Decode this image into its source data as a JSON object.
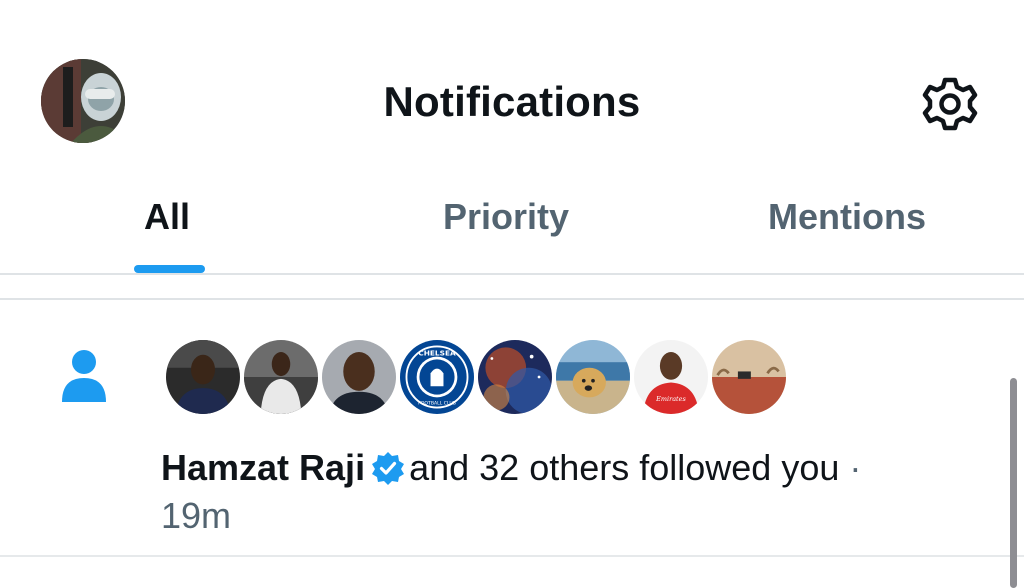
{
  "header": {
    "title": "Notifications",
    "avatar_icon": "user-avatar",
    "settings_icon": "gear-icon"
  },
  "tabs": [
    {
      "label": "All",
      "active": true
    },
    {
      "label": "Priority",
      "active": false
    },
    {
      "label": "Mentions",
      "active": false
    }
  ],
  "notification": {
    "type_icon": "person-icon",
    "name": "Hamzat Raji",
    "verified": true,
    "message": "and 32 others followed you",
    "separator": "·",
    "time": "19m",
    "follower_avatar_count": 8
  },
  "chelsea_badge": {
    "top_text": "CHELSEA",
    "bottom_text": "FOOTBALL CLUB"
  },
  "jersey_sponsor": "Emirates",
  "colors": {
    "accent": "#1d9bf0",
    "text_primary": "#0f1419",
    "text_secondary": "#536471",
    "divider": "#dfe3e6"
  }
}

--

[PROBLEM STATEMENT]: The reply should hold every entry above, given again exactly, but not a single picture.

[EXERCISE SOLUTION]:
Decode this image into its source data as a JSON object.
{
  "header": {
    "title": "Notifications",
    "avatar_icon": "user-avatar",
    "settings_icon": "gear-icon"
  },
  "tabs": [
    {
      "label": "All",
      "active": true
    },
    {
      "label": "Priority",
      "active": false
    },
    {
      "label": "Mentions",
      "active": false
    }
  ],
  "notification": {
    "type_icon": "person-icon",
    "name": "Hamzat Raji",
    "verified": true,
    "message": "and 32 others followed you",
    "separator": "·",
    "time": "19m",
    "follower_avatar_count": 8
  },
  "chelsea_badge": {
    "top_text": "CHELSEA",
    "bottom_text": "FOOTBALL CLUB"
  },
  "jersey_sponsor": "Emirates",
  "colors": {
    "accent": "#1d9bf0",
    "text_primary": "#0f1419",
    "text_secondary": "#536471",
    "divider": "#dfe3e6"
  }
}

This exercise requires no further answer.